—Try different plants in different areas! You may be surprised that what will grow in one place, won’t flourish in another place that appears to be the exact same type of ground, sunlight and moisture.
—When visiting nurseries, ignore most of the statements like “Oh, no, this is not invasive”; “no, you won’t have any problem with this spreading where you don’t want it” and similar statements. Many of the current invasives that we battle daily were brought here deliberately by other people, including the scourges of farmland and wildlife habitat–English daisies and scotch broom! No one thought these “pretty flowers” would become noxious weeds. We can eradicate invasive plants. Be consistent and persistent!
Try to use plants that are native/indigenous to your area. (Our neighbor planted a black walnut tree and now we have bunches of baby black walnut trees sprouting up everywhere). Think twice about eradicating what your neighbors may term ‘weeds’ if that plant is indigenous, such as salmonberry bushes and Indian plum bushes. Many times the wildlife/wild birds that are native to your area really need these plants (sometimes, the very ones your neighbors labor weeds)! Both salmonberry and Indian plum are early spring flowering plants that provide much needed nectar for the hummingbirds who arrive before other trees and bushes set their blossoms.
Patch of Thimbleberry bushes (Pacific Northwest native plant; edible by humans, birds and wildlife. A tasty red berry on a thornless bramble.)
Salmonberry bushes are much more sensitive (especially to herbicides) than many people believe and can be controlled (kept to one area) by mowing the young starts that sprout through rhizome propagation. As well as providing nectar, these delicate blossoms are a lovely relief from the barrenness of winter.

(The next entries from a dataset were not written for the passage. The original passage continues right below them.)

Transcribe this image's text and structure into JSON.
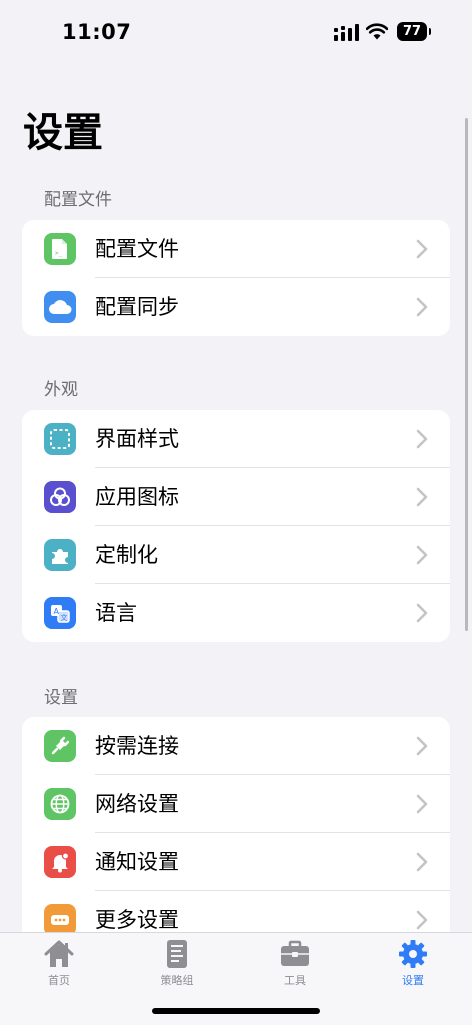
{
  "status": {
    "time": "11:07",
    "battery": "77"
  },
  "page_title": "设置",
  "sections": [
    {
      "header": "配置文件",
      "items": [
        {
          "label": "配置文件",
          "icon": "document-icon",
          "color": "#5fc464"
        },
        {
          "label": "配置同步",
          "icon": "cloud-icon",
          "color": "#3f8ef0"
        }
      ]
    },
    {
      "header": "外观",
      "items": [
        {
          "label": "界面样式",
          "icon": "dashed-square-icon",
          "color": "#4db1c6"
        },
        {
          "label": "应用图标",
          "icon": "interlocking-rings-icon",
          "color": "#5a4fcf"
        },
        {
          "label": "定制化",
          "icon": "puzzle-icon",
          "color": "#4db1c6"
        },
        {
          "label": "语言",
          "icon": "translate-icon",
          "color": "#2f7cf6"
        }
      ]
    },
    {
      "header": "设置",
      "items": [
        {
          "label": "按需连接",
          "icon": "plug-icon",
          "color": "#5fc464"
        },
        {
          "label": "网络设置",
          "icon": "globe-icon",
          "color": "#5fc464"
        },
        {
          "label": "通知设置",
          "icon": "bell-icon",
          "color": "#ea4f47"
        },
        {
          "label": "更多设置",
          "icon": "more-icon",
          "color": "#f29a38"
        }
      ]
    }
  ],
  "tabs": [
    {
      "label": "首页",
      "icon": "home-icon"
    },
    {
      "label": "策略组",
      "icon": "strategy-doc-icon"
    },
    {
      "label": "工具",
      "icon": "toolbox-icon"
    },
    {
      "label": "设置",
      "icon": "gear-icon",
      "active": true
    }
  ],
  "colors": {
    "accent": "#2f7cf6",
    "background": "#f2f2f7"
  }
}
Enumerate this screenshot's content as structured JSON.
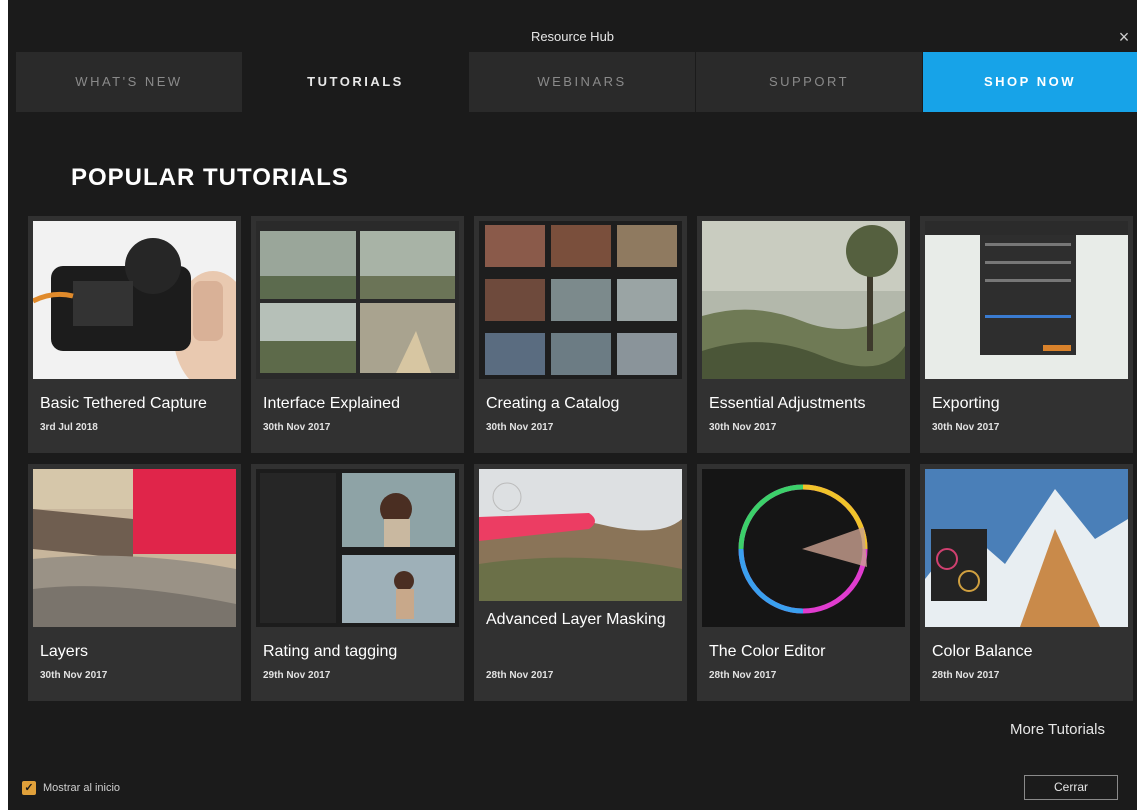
{
  "window": {
    "title": "Resource Hub",
    "close_glyph": "×"
  },
  "tabs": [
    {
      "label": "WHAT'S NEW"
    },
    {
      "label": "TUTORIALS"
    },
    {
      "label": "WEBINARS"
    },
    {
      "label": "SUPPORT"
    },
    {
      "label": "SHOP NOW"
    }
  ],
  "main": {
    "section_title": "POPULAR TUTORIALS",
    "tutorials": [
      {
        "title": "Basic Tethered Capture",
        "date": "3rd Jul 2018",
        "thumb": "camera-photo"
      },
      {
        "title": "Interface Explained",
        "date": "30th Nov 2017",
        "thumb": "landscape-grid"
      },
      {
        "title": "Creating a Catalog",
        "date": "30th Nov 2017",
        "thumb": "catalog-filmstrip"
      },
      {
        "title": "Essential Adjustments",
        "date": "30th Nov 2017",
        "thumb": "lake-landscape"
      },
      {
        "title": "Exporting",
        "date": "30th Nov 2017",
        "thumb": "export-dialog"
      },
      {
        "title": "Layers",
        "date": "30th Nov 2017",
        "thumb": "desert-layers"
      },
      {
        "title": "Rating and tagging",
        "date": "29th Nov 2017",
        "thumb": "portrait-browser"
      },
      {
        "title": "Advanced Layer Masking",
        "date": "28th Nov 2017",
        "thumb": "mask-hills"
      },
      {
        "title": "The Color Editor",
        "date": "28th Nov 2017",
        "thumb": "color-wheel"
      },
      {
        "title": "Color Balance",
        "date": "28th Nov 2017",
        "thumb": "mountain-color"
      }
    ],
    "more_link": "More Tutorials"
  },
  "footer": {
    "show_on_start_label": "Mostrar al inicio",
    "show_on_start_checked": true,
    "close_button": "Cerrar"
  },
  "colors": {
    "accent": "#17a3e8",
    "background": "#1b1b1b",
    "card": "#313131",
    "checkbox": "#e0a03a"
  }
}
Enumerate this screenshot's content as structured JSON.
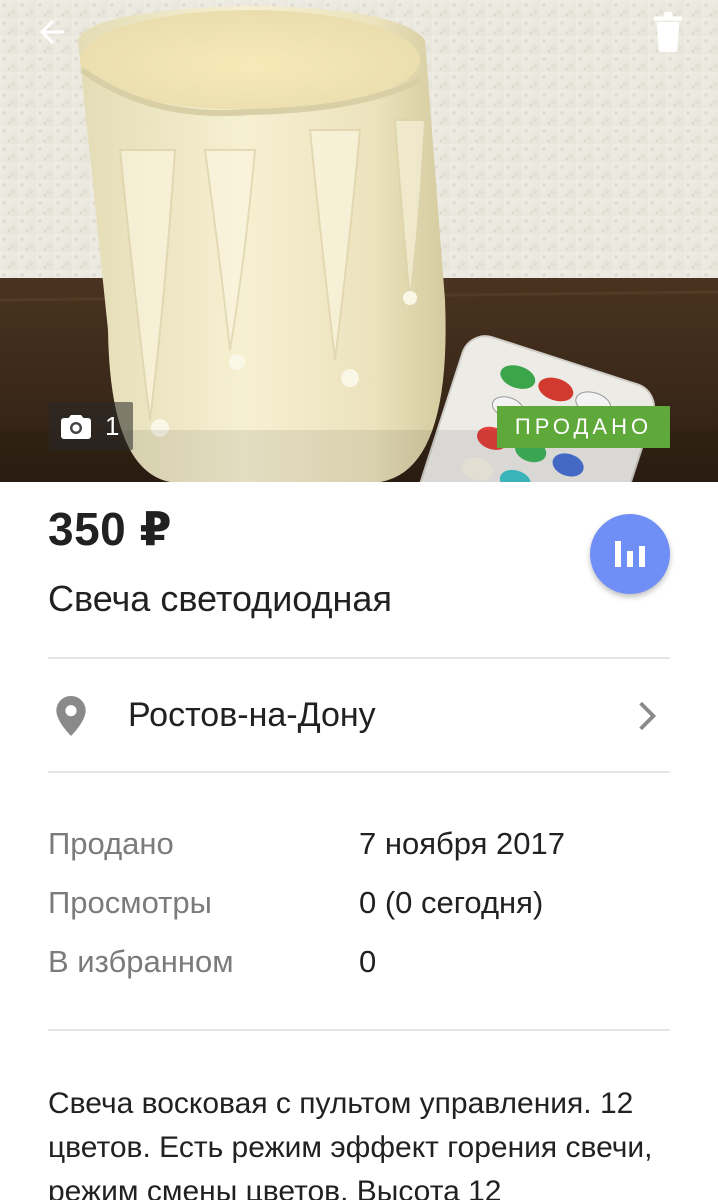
{
  "photo": {
    "count": "1",
    "status_badge": "ПРОДАНО"
  },
  "icons": {
    "back": "arrow-back-icon",
    "delete": "trash-icon",
    "camera": "camera-icon",
    "stats": "bar-chart-icon",
    "location": "location-pin-icon",
    "chevron": "chevron-right-icon"
  },
  "listing": {
    "price": "350 ₽",
    "title": "Свеча светодиодная"
  },
  "location": {
    "city": "Ростов-на-Дону"
  },
  "info": {
    "sold_label": "Продано",
    "sold_value": "7 ноября 2017",
    "views_label": "Просмотры",
    "views_value": "0 (0 сегодня)",
    "favorites_label": "В избранном",
    "favorites_value": "0"
  },
  "description": {
    "text": "Свеча восковая с пультом управления. 12 цветов. Есть режим эффект горения свечи, режим смены цветов. Высота 12"
  },
  "colors": {
    "sold_badge": "#5fa83a",
    "fab": "#6f8ff7",
    "divider": "#e6e6e6",
    "label_text": "#7b7b7b"
  }
}
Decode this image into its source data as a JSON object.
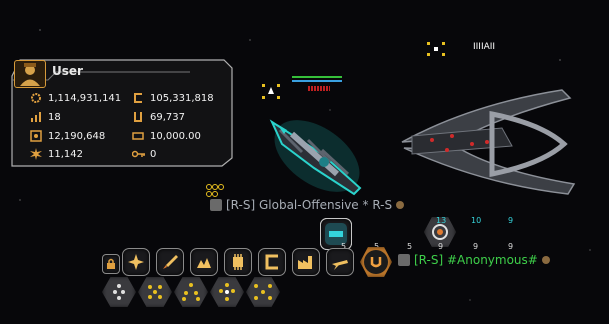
{
  "player": {
    "name": "User",
    "stats": [
      {
        "icon": "gear-burst-icon",
        "value": "1,114,931,141"
      },
      {
        "icon": "credits-icon",
        "value": "105,331,818"
      },
      {
        "icon": "level-bars-icon",
        "value": "18"
      },
      {
        "icon": "uridium-icon",
        "value": "69,737"
      },
      {
        "icon": "honor-badge-icon",
        "value": "12,190,648"
      },
      {
        "icon": "cargo-icon",
        "value": "10,000.00"
      },
      {
        "icon": "explosion-icon",
        "value": "11,142"
      },
      {
        "icon": "key-icon",
        "value": "0"
      }
    ]
  },
  "ships": {
    "own_label": "[R-S] Global-Offensive * R-S",
    "ally_label": "[R-S] #Anonymous#",
    "enemy_label": "IIIIAII",
    "own_tag_color": "#9aa0a8",
    "ally_tag_color": "#3ecf4a",
    "enemy_tag_color": "#ffffff"
  },
  "hotbar": {
    "row1": [
      {
        "icon": "lock-icon"
      },
      {
        "icon": "laser-burst-icon"
      },
      {
        "icon": "rocket-icon"
      },
      {
        "icon": "flash-icon"
      },
      {
        "icon": "cpu-icon"
      },
      {
        "icon": "c-drone-icon"
      },
      {
        "icon": "factory-icon"
      },
      {
        "icon": "jet-icon"
      },
      {
        "icon": "shield-u-icon"
      }
    ],
    "row2": [
      {
        "icon": "drone-formation-a-icon"
      },
      {
        "icon": "drone-formation-b-icon"
      },
      {
        "icon": "drone-formation-c-icon"
      },
      {
        "icon": "drone-formation-d-icon"
      },
      {
        "icon": "drone-formation-e-icon"
      }
    ],
    "abilities": [
      {
        "icon": "laser-ammo-icon",
        "count": "5"
      },
      {
        "icon": "laser-ammo-icon",
        "count": "5"
      },
      {
        "icon": "laser-ammo-icon",
        "count": "5"
      },
      {
        "icon": "crosshair-icon",
        "count": "9"
      },
      {
        "icon": "hex-shield-icon",
        "count": "9"
      },
      {
        "icon": "ring-icon",
        "count": "9"
      }
    ],
    "ability_levels": [
      "13",
      "10",
      "9"
    ]
  }
}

According to my adoptive mother, Vi taqseblu Hilbert, who was an Upper Skagit elder, new shoots were once eaten by #NativeAmericans much like asparagus. The berries are red or gold colored and delicious for people, birds or other wildlife. Salmonberry blossom (Pacific Northwest native plant)
—Be gentle with yourself! This was a very important lesson for me. I tend to demand not only perfection of myself, but perfection as of yesterday! No matter how dedicated and hardworking you are, take time to stop and just walk the land, enjoy all that you have accomplished. Be sure to take ‘before’ photos you can refer to because many times we don’t see the progress we are making. Sort of like being in a dense forest–rather difficult to see the whole tree.
—Remember, even though one person can’t save the entire planet; we can’t even save the entire species–whatever the species–we can make a difference one person at a time; one small piece of land at a time. So, whether you have a small backyard or a hundred acres, what you do matters. When you provide food, water and shelter for two birds that gives that bird species one more place to rest, to eat and grow strong, and to bring young into this world to bless all of us. And, each time one of us provides habitat for the wild ones, we demonstrate to our neighbors and friends that it can be done without sacrificing the use and enjoyment of our property. We can make a difference; and, we can make this world a tiny bit better for us having been here.
We are saving, preserving and increasing beauty each day.
Oregon Grape (Pacific Northwest native plant; berries are edible by humans, birds and wildlife)
To see photos of the author’s land, go to Pinterest (http://www.pinterest.com/ayawalksfar) and view Jaz Wheeler’s farm. My character in Run or Die has much the same kind of place as we do. Funny how that works!